By Dana Milbank
WASHINGTON — If this is how Jim Inhofe treats his friends, one shudders to think what he does to his enemies.
“I have known Sen. Kerry for many years and consider him a friend,” the Republican senator from Oklahoma said last week on the occasion of the Senate’s vote to confirm Inhofe’s dear friend John Kerry as secretary of state. “I again state that I consider him a friend,” Inhofe added.
Inhofe rewarded this friendship by being one of only three senators to vote against Kerry’s confirmation on Tuesday.
On Thursday, Inhofe had the chance to greet another old friend, former Sen. Chuck Hagel, a Nebraska Republican nominated to be President Obama’s defense secretary. “You and I are very good friends,” Inhofe informed Hagel at the confirmation hearing.
Inhofe further informed his friend Hagel that his “record is deeply troubling and out of the mainstream,” and that Hagel believes in “appeasing our adversaries while shunning our friends.” Inhofe then recited a poem about the ills of appeasement.
Inhofe values his friendship with Hagel so much, in fact, that he decided to vote against his confirmation even before listening to his testimony.
Why? “He’s just, in my opinion, wrong on the issues in the Middle East,” Inhofe told Fox News just before the confirmation hearing. “But he’s right in line, I might say, with President Obama.”
Opposing the nominee for holding views consistent with those of the man who nominated him: That’s what friends are for?
The problem is this isn’t just a case of one man’s difficulty with friendship. Inhofe is the new ranking Republican member of the Senate Armed Services Committee, and he seems intent to use this prominent perch to wage all-out war on the president.
This is significant because when it comes to the military, lawmakers have historically been able to overcome partisan differences for the good of the country. At the start of Hagel’s confirmation hearing, two revered former senators who were members of the committee, Democrat Sam Nunn and Republican John Warner, praised that tradition in their speeches urging Hagel’s confirmation.
Nunn hailed the committee for its bipartisan work “even during contentious times.” Warner told the panel’s new members that “you will carry with you, for the rest of your life, the recollections of the work that you’ve done for one of America’s most valued assets.”
Sen. Claire McCaskill, D-Mo., in her turn to question Hagel, noted that “this committee needs to be bipartisan, and I hope that the new ranking member holds the same regard for that” as his predecessors.

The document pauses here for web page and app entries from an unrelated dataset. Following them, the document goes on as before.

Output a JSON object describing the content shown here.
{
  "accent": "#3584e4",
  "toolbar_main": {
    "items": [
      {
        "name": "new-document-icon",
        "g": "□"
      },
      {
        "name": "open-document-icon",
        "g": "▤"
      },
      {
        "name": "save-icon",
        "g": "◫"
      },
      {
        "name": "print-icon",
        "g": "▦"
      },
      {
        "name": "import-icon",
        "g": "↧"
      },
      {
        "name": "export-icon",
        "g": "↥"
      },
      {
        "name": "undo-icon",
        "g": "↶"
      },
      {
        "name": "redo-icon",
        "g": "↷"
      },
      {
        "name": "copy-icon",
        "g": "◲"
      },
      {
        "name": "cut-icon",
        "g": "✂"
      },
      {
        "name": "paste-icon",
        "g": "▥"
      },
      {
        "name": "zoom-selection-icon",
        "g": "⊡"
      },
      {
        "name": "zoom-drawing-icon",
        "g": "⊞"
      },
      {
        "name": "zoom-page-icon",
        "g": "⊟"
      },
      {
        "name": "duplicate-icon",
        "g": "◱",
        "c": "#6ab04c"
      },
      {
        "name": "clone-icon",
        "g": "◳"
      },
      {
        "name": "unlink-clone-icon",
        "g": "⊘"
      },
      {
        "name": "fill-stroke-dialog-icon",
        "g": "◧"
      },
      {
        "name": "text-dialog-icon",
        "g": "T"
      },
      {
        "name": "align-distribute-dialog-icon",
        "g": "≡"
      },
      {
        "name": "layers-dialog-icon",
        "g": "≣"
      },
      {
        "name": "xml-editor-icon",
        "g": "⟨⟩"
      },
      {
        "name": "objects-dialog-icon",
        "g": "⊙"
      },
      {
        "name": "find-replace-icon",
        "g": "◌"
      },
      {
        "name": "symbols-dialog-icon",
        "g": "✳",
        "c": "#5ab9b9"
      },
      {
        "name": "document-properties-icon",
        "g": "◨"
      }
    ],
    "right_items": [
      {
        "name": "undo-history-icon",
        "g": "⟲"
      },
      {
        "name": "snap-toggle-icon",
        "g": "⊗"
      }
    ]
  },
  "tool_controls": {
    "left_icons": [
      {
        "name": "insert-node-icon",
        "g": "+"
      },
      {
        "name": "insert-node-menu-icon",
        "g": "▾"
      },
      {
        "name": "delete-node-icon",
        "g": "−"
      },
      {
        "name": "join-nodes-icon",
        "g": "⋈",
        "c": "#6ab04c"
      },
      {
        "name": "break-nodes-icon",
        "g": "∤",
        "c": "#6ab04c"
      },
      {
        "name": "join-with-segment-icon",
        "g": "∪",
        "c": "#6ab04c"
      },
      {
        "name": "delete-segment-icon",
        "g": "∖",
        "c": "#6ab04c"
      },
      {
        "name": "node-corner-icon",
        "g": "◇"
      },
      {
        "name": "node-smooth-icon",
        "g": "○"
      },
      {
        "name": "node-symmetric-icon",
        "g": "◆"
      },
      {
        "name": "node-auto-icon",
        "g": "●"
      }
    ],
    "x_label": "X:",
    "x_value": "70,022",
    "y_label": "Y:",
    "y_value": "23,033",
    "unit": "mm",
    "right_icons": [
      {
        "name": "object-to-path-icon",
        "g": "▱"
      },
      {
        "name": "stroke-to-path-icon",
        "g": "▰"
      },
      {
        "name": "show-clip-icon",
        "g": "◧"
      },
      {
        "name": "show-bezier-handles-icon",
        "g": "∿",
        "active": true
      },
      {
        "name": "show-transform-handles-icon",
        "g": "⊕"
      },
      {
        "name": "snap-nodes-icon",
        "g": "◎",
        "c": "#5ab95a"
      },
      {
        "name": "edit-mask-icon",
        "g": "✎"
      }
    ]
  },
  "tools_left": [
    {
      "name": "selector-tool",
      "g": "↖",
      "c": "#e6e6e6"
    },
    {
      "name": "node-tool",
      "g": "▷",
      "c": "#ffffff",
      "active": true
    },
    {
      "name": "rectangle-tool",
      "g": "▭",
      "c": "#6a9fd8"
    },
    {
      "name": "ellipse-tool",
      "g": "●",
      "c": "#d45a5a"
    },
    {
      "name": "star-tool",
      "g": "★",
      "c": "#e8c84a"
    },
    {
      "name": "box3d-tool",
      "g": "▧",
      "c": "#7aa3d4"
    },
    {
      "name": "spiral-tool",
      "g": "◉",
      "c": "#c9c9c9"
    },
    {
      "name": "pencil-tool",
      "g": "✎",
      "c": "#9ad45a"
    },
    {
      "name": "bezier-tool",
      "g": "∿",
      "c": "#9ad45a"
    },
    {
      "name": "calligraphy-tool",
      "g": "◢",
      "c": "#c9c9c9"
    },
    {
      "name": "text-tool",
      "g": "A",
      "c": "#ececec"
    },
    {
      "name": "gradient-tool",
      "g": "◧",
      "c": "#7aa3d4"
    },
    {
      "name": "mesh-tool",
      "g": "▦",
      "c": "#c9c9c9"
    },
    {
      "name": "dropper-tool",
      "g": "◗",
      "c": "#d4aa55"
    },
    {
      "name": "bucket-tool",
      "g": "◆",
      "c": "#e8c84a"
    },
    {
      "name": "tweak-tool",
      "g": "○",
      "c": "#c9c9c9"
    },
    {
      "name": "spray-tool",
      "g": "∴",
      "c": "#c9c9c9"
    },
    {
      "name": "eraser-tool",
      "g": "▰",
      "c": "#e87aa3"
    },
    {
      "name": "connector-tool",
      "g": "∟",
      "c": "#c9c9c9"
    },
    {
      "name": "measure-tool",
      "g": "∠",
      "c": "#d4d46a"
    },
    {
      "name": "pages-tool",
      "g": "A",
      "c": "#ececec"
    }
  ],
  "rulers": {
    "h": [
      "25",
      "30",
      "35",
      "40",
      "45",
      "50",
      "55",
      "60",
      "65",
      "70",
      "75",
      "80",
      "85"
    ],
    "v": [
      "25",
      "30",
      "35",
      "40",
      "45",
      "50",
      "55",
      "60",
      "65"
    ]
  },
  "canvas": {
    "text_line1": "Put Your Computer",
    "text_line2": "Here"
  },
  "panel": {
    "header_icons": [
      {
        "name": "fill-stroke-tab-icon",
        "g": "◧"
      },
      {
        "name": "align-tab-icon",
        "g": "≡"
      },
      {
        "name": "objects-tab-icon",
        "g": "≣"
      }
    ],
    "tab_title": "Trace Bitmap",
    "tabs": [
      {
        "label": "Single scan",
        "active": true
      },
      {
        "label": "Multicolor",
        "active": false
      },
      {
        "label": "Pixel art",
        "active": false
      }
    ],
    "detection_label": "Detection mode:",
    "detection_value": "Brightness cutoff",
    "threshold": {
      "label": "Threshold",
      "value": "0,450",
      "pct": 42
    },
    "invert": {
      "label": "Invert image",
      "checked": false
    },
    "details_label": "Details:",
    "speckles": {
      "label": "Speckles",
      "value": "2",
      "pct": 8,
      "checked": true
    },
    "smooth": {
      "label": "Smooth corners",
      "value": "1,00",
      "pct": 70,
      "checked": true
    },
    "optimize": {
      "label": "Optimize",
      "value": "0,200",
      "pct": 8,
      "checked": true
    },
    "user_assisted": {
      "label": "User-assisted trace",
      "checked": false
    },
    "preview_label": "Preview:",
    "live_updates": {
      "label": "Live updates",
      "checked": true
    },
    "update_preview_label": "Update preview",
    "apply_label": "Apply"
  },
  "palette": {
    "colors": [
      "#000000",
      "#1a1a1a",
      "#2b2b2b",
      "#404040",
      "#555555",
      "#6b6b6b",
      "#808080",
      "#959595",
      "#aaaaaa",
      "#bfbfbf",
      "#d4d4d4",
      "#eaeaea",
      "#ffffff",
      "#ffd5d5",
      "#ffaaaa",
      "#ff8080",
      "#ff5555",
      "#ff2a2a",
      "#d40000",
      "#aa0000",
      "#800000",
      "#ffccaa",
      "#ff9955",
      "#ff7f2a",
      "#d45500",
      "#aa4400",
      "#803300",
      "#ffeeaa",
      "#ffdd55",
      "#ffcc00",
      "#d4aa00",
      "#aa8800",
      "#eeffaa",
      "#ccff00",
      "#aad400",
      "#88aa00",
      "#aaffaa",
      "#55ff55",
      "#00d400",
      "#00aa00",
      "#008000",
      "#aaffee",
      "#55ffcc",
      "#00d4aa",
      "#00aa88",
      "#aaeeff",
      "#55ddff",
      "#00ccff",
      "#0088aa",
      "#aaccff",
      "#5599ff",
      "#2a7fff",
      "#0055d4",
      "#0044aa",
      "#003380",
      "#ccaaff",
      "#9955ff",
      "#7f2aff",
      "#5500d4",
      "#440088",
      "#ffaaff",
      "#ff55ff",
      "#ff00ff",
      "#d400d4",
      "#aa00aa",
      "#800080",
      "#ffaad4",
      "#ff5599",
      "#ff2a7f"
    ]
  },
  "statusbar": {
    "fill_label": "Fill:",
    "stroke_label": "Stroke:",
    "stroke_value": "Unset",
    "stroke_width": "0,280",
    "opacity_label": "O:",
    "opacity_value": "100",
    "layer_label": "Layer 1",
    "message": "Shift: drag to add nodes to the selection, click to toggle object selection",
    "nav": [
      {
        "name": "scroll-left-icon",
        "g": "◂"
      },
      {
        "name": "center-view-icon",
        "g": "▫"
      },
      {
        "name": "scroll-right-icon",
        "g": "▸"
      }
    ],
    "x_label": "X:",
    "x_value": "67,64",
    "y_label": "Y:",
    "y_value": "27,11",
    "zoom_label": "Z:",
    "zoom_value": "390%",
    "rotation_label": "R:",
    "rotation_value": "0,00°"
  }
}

But instead, Inhofe is leading Republicans to a position of gratuitous hostility. Following his statement, Republicans on the panel signaled Thursday that they would vote, along party lines, against Hagel, simply because he held views, shared by the president, with which they disagreed.
Sen. John McCain, R-Ariz., informed his “old friend” Hagel that they have “fundamental disagreements” on matters of policy. He then proceeded to hector Hagel at length about his opposition to the “surge” in Iraq in 2007: “Do you stand by that? … Were you correct? … The committee deserves your judgment. … I want to know if you were right or wrong. … Yes or no? Are you going to answer the question?”
I think McCain was right to support the surge and Hagel was wrong to oppose it. But Obama also opposed the surge — and he was elected president, twice. McCain may have “fundamental disagreements” with Obama, but he shouldn’t begrudge the president filling his Cabinet with people who share his policy judgments.
Inhofe, likewise, objected to his “friend” Kerry’s confirmation as secretary of state because he has “been a strong advocate for U.S. action on climate change” (as has Obama) and supported the New START Treaty with Russia (as did Obama).
At Hagel’s confirmation, similarly, Inhofe said he would oppose the nominee because he would “be a staunch advocate for the continuation of the misguided policies of the president’s first term.”
He used most of his questioning time to pester Hagel about past votes and to provoke him with insinuation. “Why do you think that the Iranian Foreign Ministry so strongly supports your nomination to be the secretary of defense?” he inquired.
Later, Inhofe took another turn at the microphone to say he “strongly disagreed” with Hagel’s characterization of Obama as a supporter of Israel. “I know he is not up for confirmation,” Inhofe admitted. “You are.”
That’s true: Obama is not up for confirmation. Inhofe ought to stop acting as if he were.
Dana Milbank is a Washington Post columnist. His email address is firstname.lastname@example.org.